→ TRY IT
Using the records below, filter for lines that contain the string "price" and copy them out.

___

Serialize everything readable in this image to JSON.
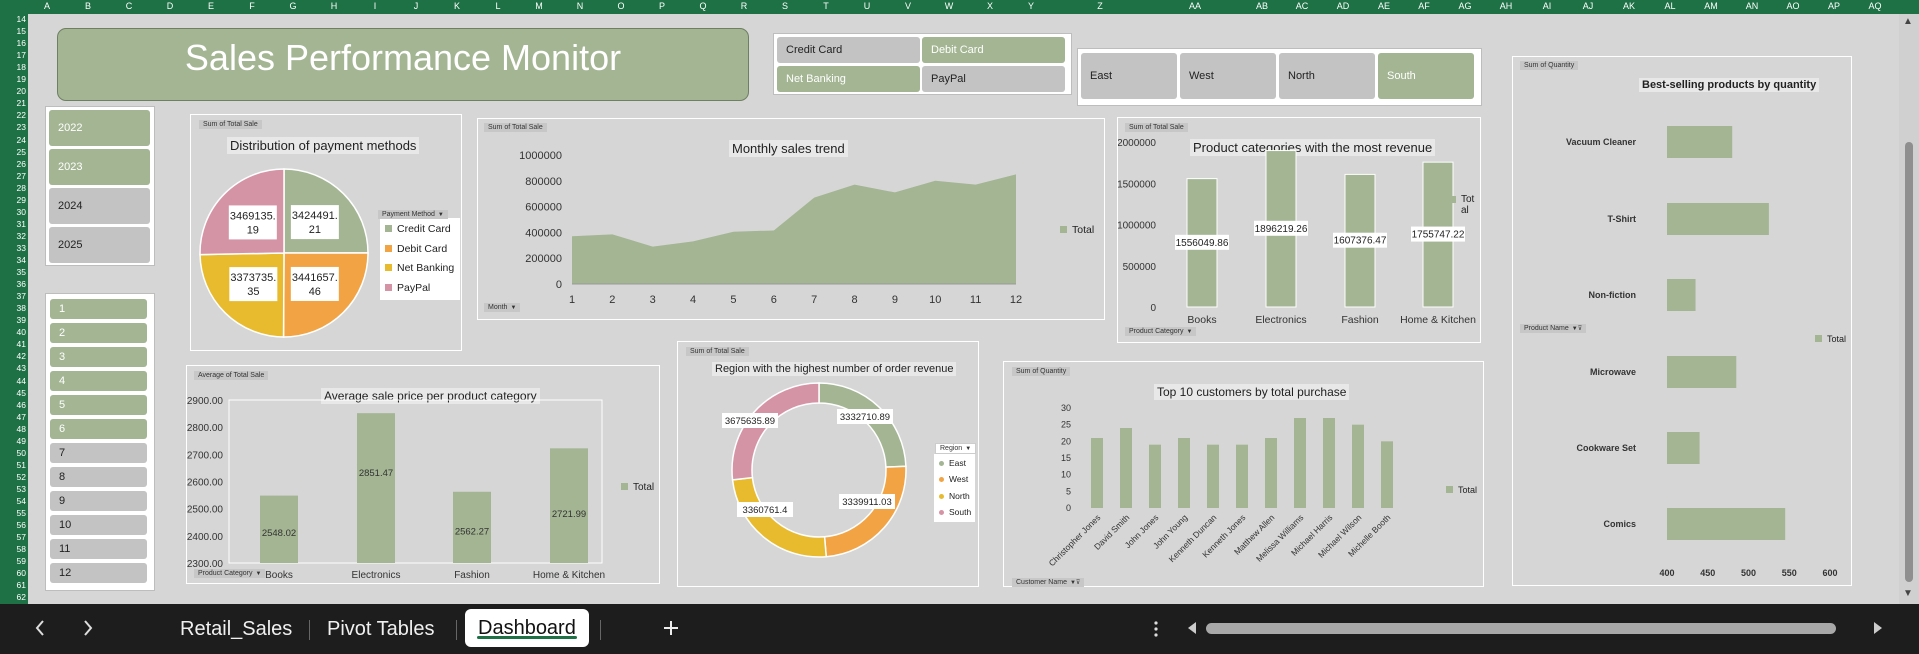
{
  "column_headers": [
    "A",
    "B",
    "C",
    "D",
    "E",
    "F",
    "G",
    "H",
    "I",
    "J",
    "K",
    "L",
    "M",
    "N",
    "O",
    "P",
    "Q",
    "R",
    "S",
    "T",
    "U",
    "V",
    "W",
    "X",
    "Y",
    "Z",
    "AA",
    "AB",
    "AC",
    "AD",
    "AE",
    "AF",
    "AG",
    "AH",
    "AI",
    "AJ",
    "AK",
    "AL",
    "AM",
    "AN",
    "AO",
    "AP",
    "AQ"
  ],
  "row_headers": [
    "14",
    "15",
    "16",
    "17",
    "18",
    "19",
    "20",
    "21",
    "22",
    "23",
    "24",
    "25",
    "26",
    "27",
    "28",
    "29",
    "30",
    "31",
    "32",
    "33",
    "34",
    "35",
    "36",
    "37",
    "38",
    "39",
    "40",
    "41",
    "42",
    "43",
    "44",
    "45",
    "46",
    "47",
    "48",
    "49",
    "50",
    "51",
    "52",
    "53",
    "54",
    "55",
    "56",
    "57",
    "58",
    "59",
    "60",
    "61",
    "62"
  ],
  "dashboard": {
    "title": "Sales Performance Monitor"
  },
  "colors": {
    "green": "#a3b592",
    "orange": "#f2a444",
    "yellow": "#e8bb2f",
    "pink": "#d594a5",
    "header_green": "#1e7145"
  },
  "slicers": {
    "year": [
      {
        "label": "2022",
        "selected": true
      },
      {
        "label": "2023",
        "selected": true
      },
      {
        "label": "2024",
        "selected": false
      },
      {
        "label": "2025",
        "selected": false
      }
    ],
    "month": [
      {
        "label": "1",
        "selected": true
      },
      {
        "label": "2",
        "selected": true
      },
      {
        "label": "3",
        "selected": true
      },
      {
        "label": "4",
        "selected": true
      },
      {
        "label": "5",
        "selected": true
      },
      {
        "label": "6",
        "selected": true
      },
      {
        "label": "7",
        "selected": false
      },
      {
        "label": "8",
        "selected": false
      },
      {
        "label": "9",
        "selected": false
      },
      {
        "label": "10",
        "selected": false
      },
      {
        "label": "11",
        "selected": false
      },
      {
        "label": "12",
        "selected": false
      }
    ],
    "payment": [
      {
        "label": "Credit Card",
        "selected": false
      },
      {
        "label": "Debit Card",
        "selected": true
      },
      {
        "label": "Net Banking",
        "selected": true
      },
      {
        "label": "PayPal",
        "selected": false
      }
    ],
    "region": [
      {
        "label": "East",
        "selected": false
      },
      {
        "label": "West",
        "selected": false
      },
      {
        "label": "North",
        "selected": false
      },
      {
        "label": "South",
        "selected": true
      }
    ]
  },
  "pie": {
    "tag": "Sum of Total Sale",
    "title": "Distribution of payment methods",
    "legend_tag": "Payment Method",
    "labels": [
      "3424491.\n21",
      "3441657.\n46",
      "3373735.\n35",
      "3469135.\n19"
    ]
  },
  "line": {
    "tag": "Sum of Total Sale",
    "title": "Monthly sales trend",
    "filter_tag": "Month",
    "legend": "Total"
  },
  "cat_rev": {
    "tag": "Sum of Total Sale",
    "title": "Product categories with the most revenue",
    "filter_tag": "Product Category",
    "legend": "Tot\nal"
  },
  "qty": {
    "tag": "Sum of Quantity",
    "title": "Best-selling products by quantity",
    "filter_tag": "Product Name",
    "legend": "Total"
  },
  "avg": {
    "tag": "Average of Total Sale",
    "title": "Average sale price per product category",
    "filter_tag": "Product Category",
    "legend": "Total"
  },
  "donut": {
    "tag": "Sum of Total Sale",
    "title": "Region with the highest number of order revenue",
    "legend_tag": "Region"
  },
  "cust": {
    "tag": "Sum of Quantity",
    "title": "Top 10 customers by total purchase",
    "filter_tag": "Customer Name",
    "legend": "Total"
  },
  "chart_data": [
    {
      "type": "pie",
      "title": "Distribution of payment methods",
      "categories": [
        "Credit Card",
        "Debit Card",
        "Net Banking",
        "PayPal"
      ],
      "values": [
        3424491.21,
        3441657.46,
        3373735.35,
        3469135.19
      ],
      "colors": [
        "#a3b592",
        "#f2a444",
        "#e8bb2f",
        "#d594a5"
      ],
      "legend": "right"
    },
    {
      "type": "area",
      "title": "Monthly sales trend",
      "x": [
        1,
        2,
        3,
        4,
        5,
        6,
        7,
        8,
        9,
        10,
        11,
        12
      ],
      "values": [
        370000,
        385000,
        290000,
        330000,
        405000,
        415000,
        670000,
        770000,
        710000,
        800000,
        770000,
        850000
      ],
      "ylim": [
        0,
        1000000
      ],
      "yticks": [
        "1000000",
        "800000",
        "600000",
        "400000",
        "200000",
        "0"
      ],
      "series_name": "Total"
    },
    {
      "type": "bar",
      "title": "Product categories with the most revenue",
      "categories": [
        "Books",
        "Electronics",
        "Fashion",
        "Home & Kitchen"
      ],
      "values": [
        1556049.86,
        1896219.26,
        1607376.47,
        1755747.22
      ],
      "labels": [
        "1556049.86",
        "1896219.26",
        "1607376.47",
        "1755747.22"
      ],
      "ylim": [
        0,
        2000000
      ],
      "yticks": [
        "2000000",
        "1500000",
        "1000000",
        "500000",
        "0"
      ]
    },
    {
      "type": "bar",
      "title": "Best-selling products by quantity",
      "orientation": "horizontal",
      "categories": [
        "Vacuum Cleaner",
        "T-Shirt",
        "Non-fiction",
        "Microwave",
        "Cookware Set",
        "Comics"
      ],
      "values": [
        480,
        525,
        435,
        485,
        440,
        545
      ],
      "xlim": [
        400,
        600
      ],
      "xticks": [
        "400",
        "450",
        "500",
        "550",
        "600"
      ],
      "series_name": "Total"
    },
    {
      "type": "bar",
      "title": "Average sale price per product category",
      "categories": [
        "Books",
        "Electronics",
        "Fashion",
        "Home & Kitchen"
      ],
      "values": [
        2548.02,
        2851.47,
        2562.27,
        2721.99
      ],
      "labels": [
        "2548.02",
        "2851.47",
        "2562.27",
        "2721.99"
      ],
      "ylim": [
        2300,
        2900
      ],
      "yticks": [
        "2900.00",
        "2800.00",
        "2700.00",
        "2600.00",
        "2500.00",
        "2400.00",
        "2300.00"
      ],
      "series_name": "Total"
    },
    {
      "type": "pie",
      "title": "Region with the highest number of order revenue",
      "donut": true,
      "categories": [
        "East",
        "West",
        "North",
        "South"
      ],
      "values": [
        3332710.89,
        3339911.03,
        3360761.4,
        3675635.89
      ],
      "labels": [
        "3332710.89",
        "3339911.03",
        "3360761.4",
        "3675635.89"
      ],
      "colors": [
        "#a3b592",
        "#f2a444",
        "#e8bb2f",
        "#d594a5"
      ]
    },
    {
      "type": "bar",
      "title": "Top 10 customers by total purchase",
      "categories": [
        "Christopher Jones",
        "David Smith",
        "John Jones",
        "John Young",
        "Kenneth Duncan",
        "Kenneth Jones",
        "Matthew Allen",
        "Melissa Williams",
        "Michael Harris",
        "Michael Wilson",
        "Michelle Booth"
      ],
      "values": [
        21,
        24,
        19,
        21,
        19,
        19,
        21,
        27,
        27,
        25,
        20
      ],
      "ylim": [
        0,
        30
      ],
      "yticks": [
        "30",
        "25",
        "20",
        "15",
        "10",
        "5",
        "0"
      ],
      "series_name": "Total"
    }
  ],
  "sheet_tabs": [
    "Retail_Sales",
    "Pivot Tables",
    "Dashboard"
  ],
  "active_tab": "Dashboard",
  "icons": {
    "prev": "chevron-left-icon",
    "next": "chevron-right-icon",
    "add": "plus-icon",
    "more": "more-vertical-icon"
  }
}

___

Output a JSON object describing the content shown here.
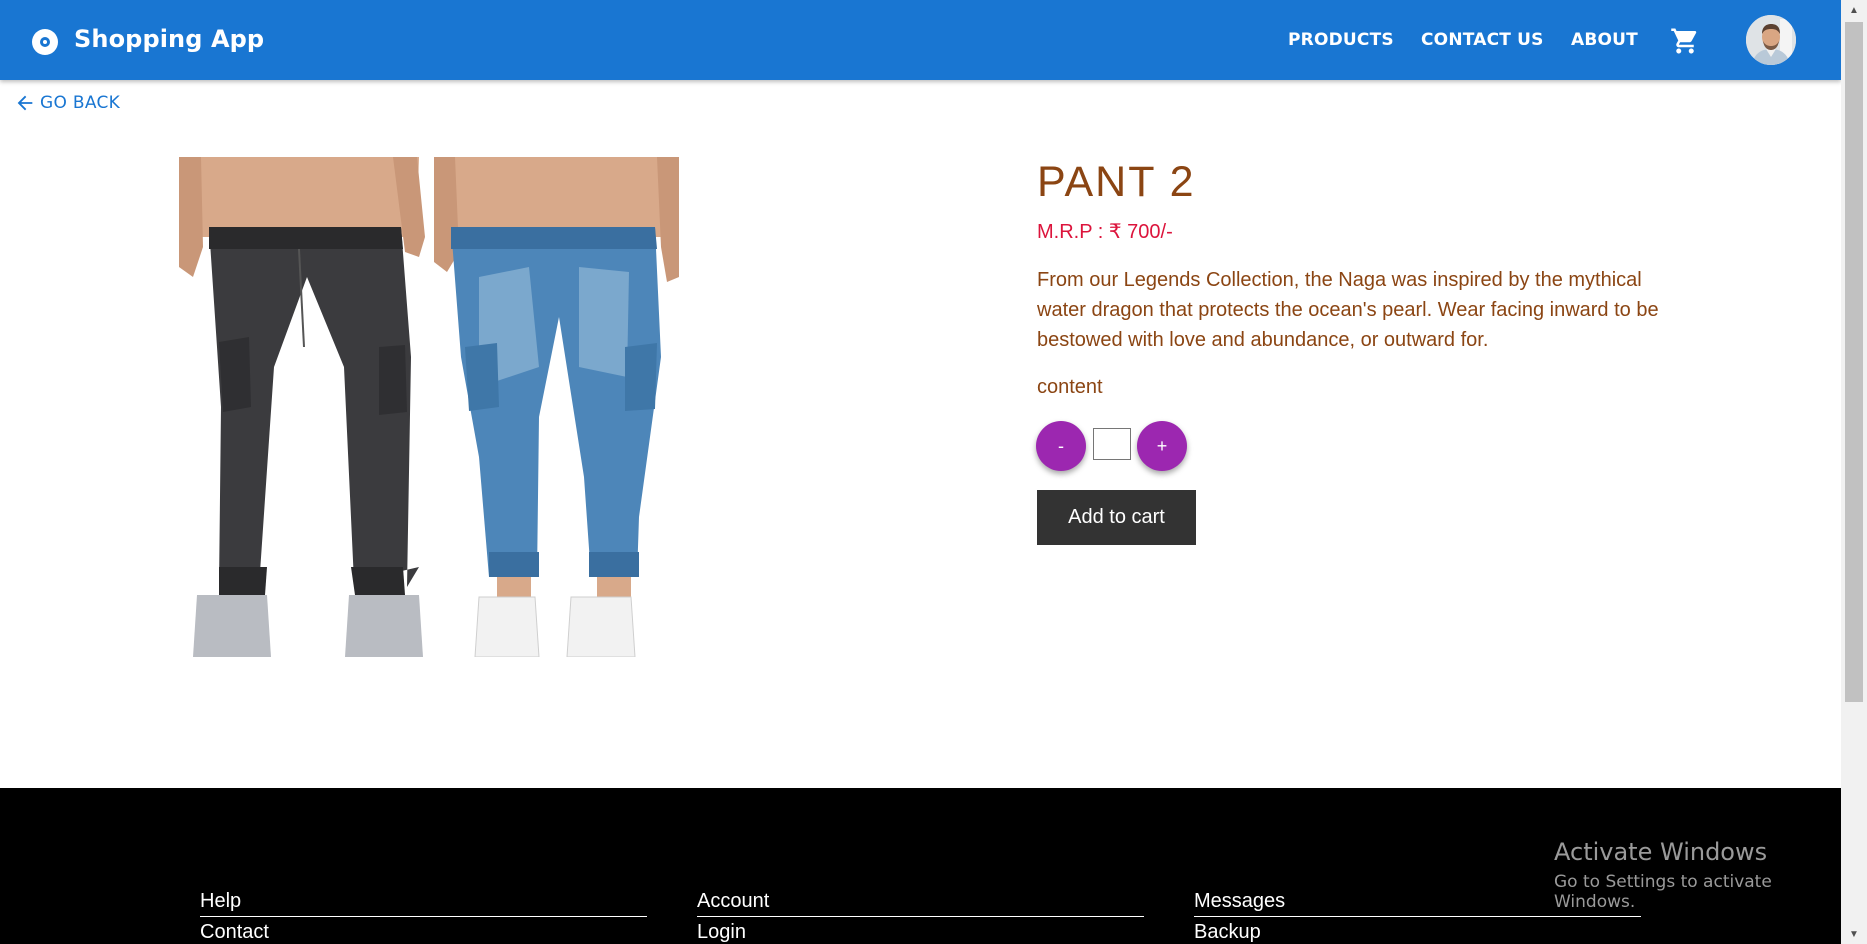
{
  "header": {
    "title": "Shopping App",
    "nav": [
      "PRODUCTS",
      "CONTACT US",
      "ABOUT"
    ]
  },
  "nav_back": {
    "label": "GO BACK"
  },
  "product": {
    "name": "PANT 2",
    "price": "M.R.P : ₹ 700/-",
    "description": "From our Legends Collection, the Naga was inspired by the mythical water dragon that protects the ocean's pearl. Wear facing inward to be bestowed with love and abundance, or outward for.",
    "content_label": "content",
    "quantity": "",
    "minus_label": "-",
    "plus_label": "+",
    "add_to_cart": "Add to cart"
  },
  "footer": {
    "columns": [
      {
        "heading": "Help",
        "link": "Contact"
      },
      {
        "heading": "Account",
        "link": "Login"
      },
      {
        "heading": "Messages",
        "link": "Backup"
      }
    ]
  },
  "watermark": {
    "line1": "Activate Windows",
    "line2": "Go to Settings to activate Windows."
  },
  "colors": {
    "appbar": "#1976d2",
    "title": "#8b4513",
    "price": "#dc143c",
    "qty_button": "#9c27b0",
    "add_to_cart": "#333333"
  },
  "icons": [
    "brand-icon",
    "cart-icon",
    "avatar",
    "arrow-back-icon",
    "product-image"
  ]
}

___

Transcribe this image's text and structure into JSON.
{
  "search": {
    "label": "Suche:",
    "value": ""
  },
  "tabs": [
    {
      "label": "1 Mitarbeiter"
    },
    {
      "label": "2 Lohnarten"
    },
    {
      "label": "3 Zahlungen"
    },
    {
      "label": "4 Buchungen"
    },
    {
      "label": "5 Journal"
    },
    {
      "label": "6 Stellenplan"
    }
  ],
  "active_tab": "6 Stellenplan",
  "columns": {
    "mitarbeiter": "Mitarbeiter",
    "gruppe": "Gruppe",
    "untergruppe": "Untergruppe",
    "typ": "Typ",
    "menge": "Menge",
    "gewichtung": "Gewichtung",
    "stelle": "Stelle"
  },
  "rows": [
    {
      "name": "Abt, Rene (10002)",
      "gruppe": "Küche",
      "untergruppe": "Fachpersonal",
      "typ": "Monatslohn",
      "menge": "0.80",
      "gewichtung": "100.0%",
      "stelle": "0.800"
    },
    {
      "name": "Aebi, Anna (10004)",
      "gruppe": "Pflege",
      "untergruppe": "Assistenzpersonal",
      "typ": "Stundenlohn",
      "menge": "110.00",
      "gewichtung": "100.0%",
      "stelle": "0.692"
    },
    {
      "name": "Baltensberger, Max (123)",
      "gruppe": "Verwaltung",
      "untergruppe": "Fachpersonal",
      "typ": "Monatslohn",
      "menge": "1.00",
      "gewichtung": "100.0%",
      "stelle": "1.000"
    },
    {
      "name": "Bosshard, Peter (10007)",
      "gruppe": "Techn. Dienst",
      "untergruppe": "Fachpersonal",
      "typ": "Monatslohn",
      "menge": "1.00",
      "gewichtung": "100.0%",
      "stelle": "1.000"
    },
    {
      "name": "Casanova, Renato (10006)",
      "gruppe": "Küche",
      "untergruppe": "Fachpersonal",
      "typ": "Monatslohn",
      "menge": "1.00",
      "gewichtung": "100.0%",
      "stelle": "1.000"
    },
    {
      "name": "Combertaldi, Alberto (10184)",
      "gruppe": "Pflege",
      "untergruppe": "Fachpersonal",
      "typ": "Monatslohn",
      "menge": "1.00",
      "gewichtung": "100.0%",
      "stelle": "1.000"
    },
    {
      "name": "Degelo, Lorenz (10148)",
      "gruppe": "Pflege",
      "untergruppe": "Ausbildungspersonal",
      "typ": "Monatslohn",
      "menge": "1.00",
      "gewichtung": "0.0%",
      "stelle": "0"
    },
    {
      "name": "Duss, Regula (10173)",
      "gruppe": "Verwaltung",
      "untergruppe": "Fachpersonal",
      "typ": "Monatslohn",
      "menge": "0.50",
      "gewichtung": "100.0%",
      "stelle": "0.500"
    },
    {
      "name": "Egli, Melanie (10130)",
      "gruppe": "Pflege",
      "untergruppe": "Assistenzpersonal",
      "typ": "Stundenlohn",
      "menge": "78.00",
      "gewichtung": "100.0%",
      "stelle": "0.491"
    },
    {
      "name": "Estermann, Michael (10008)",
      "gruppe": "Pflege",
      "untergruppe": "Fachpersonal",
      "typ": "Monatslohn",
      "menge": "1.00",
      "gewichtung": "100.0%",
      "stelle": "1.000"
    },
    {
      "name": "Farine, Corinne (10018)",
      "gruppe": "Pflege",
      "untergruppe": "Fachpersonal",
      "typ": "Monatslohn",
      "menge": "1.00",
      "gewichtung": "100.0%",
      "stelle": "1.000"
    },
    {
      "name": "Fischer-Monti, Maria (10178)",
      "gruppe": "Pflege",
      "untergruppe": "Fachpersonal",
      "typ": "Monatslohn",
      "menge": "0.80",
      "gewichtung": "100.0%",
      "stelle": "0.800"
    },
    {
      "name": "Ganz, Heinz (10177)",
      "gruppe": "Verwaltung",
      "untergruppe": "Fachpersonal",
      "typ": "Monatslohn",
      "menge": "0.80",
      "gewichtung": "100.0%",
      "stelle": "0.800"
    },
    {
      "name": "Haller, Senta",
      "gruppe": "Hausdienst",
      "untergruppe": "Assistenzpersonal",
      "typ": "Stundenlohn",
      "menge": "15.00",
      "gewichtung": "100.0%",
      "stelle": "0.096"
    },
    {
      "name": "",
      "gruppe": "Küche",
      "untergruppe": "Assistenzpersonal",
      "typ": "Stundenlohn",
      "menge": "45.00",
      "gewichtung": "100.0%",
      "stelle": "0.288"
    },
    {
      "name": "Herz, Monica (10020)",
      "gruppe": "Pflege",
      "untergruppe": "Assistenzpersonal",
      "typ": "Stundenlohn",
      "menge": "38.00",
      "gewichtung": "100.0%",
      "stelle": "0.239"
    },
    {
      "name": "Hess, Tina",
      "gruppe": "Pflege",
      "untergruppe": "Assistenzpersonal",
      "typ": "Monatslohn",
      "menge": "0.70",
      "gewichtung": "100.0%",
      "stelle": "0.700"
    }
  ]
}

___

→ WRITTEN RESPONSE
    "title": "Average sale price per product category",
      "title": "Average sale price per product category",
    "price": "M.R.P : ₹ 700/-",
    "price": "#dc143c",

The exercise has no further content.